▶ _Problem_
Where a line of the data holds the word "JSON", copy that line.

▶ _Records for the task_
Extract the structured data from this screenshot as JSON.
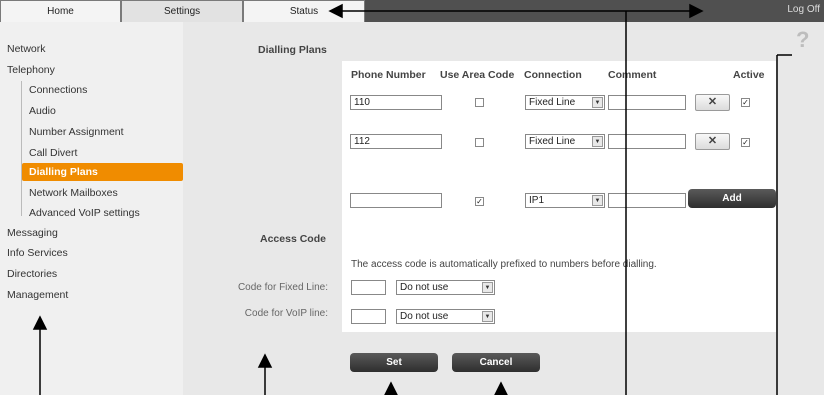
{
  "topbar": {
    "tabs": [
      {
        "label": "Home"
      },
      {
        "label": "Settings"
      },
      {
        "label": "Status"
      }
    ],
    "logoff_label": "Log Off"
  },
  "sidebar": {
    "items": [
      {
        "label": "Network"
      },
      {
        "label": "Telephony"
      },
      {
        "label": "Connections"
      },
      {
        "label": "Audio"
      },
      {
        "label": "Number Assignment"
      },
      {
        "label": "Call Divert"
      },
      {
        "label": "Dialling Plans"
      },
      {
        "label": "Network Mailboxes"
      },
      {
        "label": "Advanced VoIP settings"
      },
      {
        "label": "Messaging"
      },
      {
        "label": "Info Services"
      },
      {
        "label": "Directories"
      },
      {
        "label": "Management"
      }
    ],
    "active_color": "#f08c00"
  },
  "dialling_plans": {
    "title": "Dialling Plans",
    "columns": [
      "Phone Number",
      "Use Area Code",
      "Connection",
      "Comment",
      "Active"
    ],
    "rows": [
      {
        "number": "110",
        "use_area_code": "",
        "connection": "Fixed Line",
        "comment": "",
        "delete": "✕",
        "active": "✓"
      },
      {
        "number": "112",
        "use_area_code": "",
        "connection": "Fixed Line",
        "comment": "",
        "delete": "✕",
        "active": "✓"
      }
    ],
    "new_row": {
      "number": "",
      "use_area_code": "✓",
      "connection": "IP1",
      "comment": ""
    },
    "add_label": "Add"
  },
  "access_code": {
    "title": "Access Code",
    "note": "The access code is automatically prefixed to numbers before dialling.",
    "fixed_label": "Code for Fixed Line:",
    "fixed_value": "",
    "fixed_option": "Do not use",
    "voip_label": "Code for VoIP line:",
    "voip_value": "",
    "voip_option": "Do not use"
  },
  "actions": {
    "set_label": "Set",
    "cancel_label": "Cancel"
  },
  "help_glyph": "?",
  "select_arrow": "▼"
}
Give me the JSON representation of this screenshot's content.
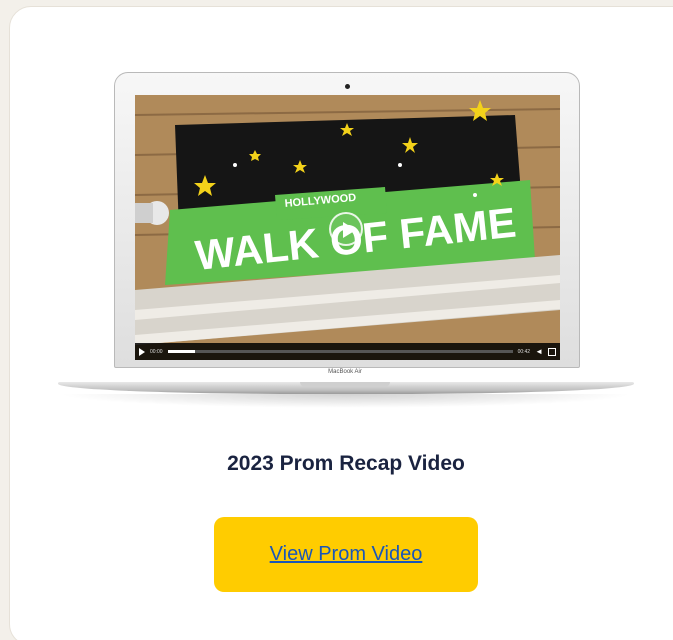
{
  "card": {
    "title": "2023 Prom Recap Video",
    "button_label": "View Prom Video"
  },
  "laptop": {
    "brand_label": "MacBook Air"
  },
  "video": {
    "sign_small_text": "HOLLYWOOD",
    "sign_text": "WALK OF FAME",
    "current_time": "00:00",
    "duration": "00:42",
    "progress_fraction": 0.08
  },
  "colors": {
    "page_background": "#f3f0ea",
    "card_background": "#ffffff",
    "title_color": "#1a2340",
    "button_background": "#ffcc00",
    "button_text": "#1a56b8",
    "sign_green": "#5fbf4e"
  },
  "icons": [
    "play-icon",
    "big-play-icon",
    "volume-icon",
    "fullscreen-icon",
    "star-icon"
  ]
}
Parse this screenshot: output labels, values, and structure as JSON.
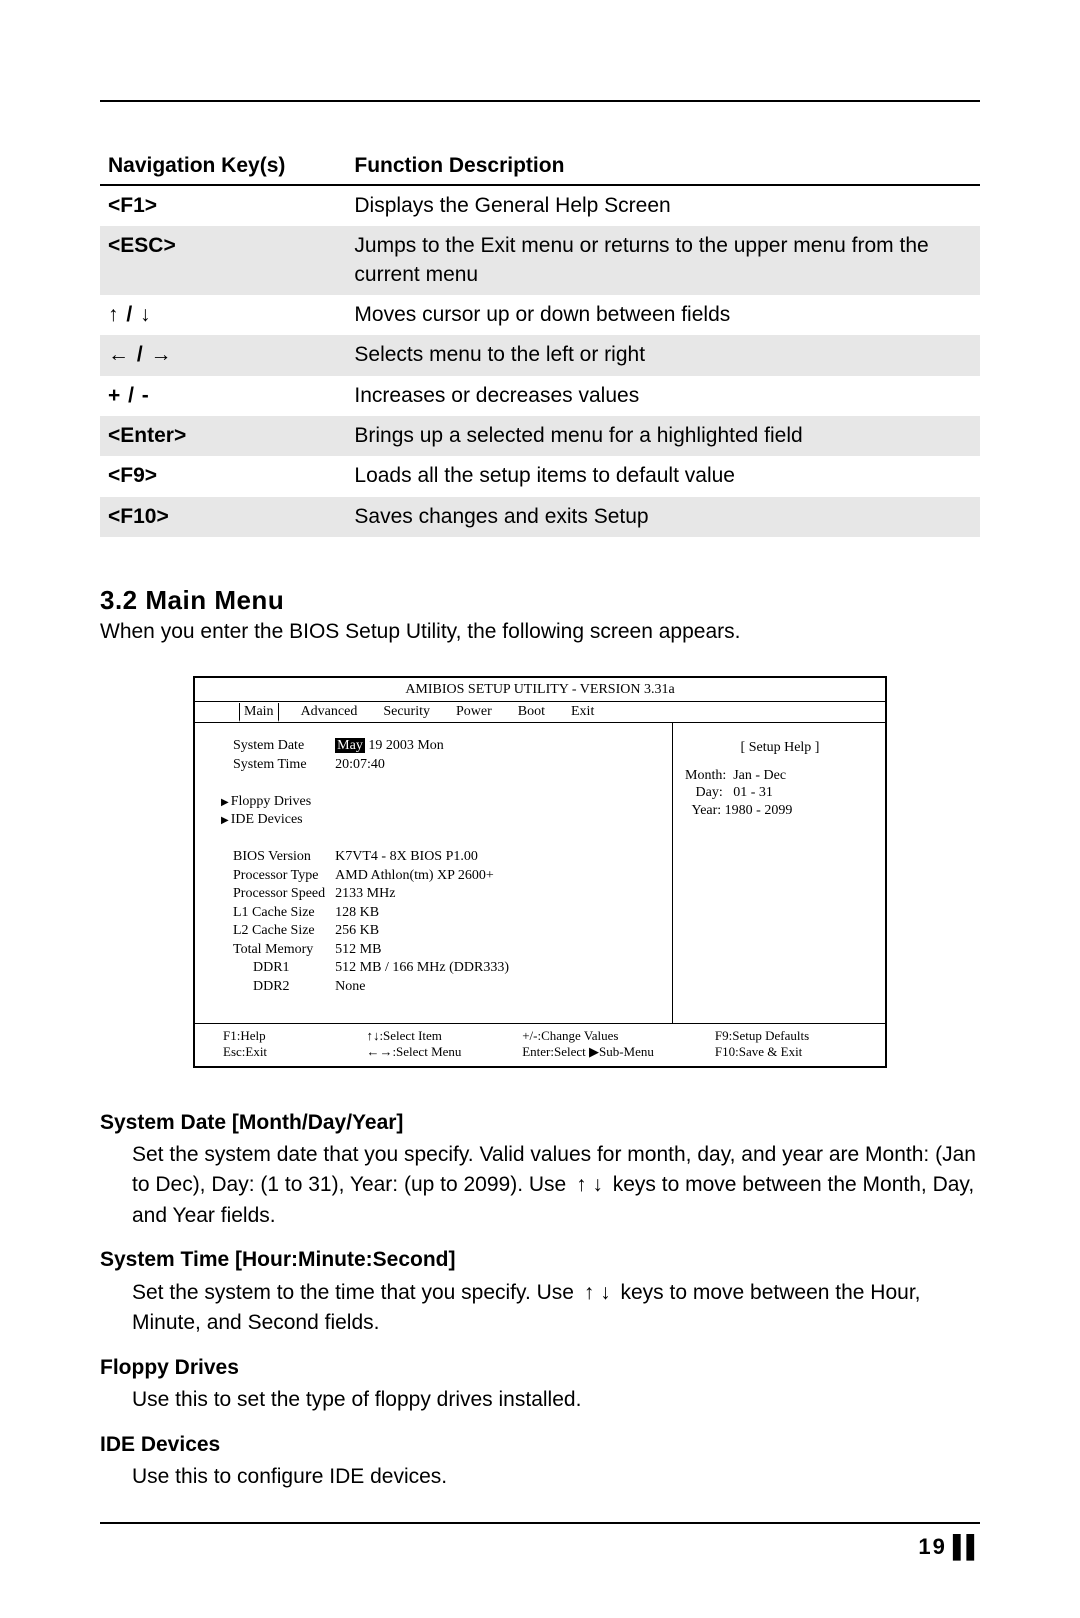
{
  "nav_table": {
    "headers": [
      "Navigation Key(s)",
      "Function Description"
    ],
    "rows": [
      {
        "key": "<F1>",
        "desc": "Displays the General Help Screen",
        "shade": false
      },
      {
        "key": "<ESC>",
        "desc": "Jumps to the Exit menu or returns to the upper menu from the current menu",
        "shade": true
      },
      {
        "key": "↑  /  ↓",
        "desc": "Moves cursor up or down between fields",
        "shade": false,
        "sym": true
      },
      {
        "key": "←  /  →",
        "desc": "Selects menu to the left or right",
        "shade": true,
        "sym": true
      },
      {
        "key": "+  /  -",
        "desc": "Increases or decreases values",
        "shade": false,
        "sym": true
      },
      {
        "key": "<Enter>",
        "desc": "Brings up a selected menu for a highlighted field",
        "shade": true
      },
      {
        "key": "<F9>",
        "desc": "Loads all the setup items to default value",
        "shade": false
      },
      {
        "key": "<F10>",
        "desc": "Saves changes and exits Setup",
        "shade": true
      }
    ]
  },
  "section": {
    "heading": "3.2 Main Menu",
    "intro": "When you enter the BIOS Setup Utility, the following screen appears."
  },
  "bios": {
    "title": "AMIBIOS SETUP UTILITY - VERSION 3.31a",
    "tabs": [
      "Main",
      "Advanced",
      "Security",
      "Power",
      "Boot",
      "Exit"
    ],
    "active_tab": 0,
    "date_label": "System Date",
    "date_value_hi": "May",
    "date_value_rest": "19 2003 Mon",
    "time_label": "System Time",
    "time_value": "20:07:40",
    "submenus": [
      "Floppy Drives",
      "IDE Devices"
    ],
    "info": [
      {
        "label": "BIOS Version",
        "value": "K7VT4 - 8X  BIOS  P1.00"
      },
      {
        "label": "Processor Type",
        "value": "AMD Athlon(tm) XP 2600+"
      },
      {
        "label": "Processor Speed",
        "value": "2133 MHz"
      },
      {
        "label": "L1 Cache Size",
        "value": "128 KB"
      },
      {
        "label": "L2 Cache Size",
        "value": "256 KB"
      },
      {
        "label": "Total Memory",
        "value": "512 MB"
      },
      {
        "label": "DDR1",
        "value": "512 MB / 166 MHz (DDR333)",
        "indent": true
      },
      {
        "label": "DDR2",
        "value": "None",
        "indent": true
      }
    ],
    "help_title": "[   Setup Help   ]",
    "help_lines": [
      "Month:  Jan - Dec",
      "   Day:   01 - 31",
      "  Year: 1980 - 2099"
    ],
    "footer": [
      [
        "F1:Help",
        "↑↓:Select Item",
        "+/-:Change Values",
        "F9:Setup Defaults"
      ],
      [
        "Esc:Exit",
        "←→:Select Menu",
        "Enter:Select  ▶Sub-Menu",
        "F10:Save & Exit"
      ]
    ]
  },
  "descriptions": [
    {
      "title": "System Date [Month/Day/Year]",
      "body_pre": "Set the system date that you specify. Valid values for month, day, and year are Month: (Jan to Dec), Day: (1 to 31), Year: (up to 2099). Use ",
      "arrows": "↑   ↓",
      "body_post": " keys to move between the Month, Day, and Year fields."
    },
    {
      "title": "System Time [Hour:Minute:Second]",
      "body_pre": "Set the system to the time that you specify. Use ",
      "arrows": "↑   ↓",
      "body_post": " keys to move between the Hour, Minute, and Second fields."
    },
    {
      "title": "Floppy Drives",
      "body_pre": "Use this to set the type of floppy drives installed.",
      "arrows": "",
      "body_post": ""
    },
    {
      "title": "IDE Devices",
      "body_pre": "Use this to configure IDE devices.",
      "arrows": "",
      "body_post": ""
    }
  ],
  "page_number": "19"
}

▶ _Result below_
Extract the structured data from this screenshot as JSON.
Give me the JSON representation of this screenshot's content.
Parse this screenshot: output labels, values, and structure as JSON.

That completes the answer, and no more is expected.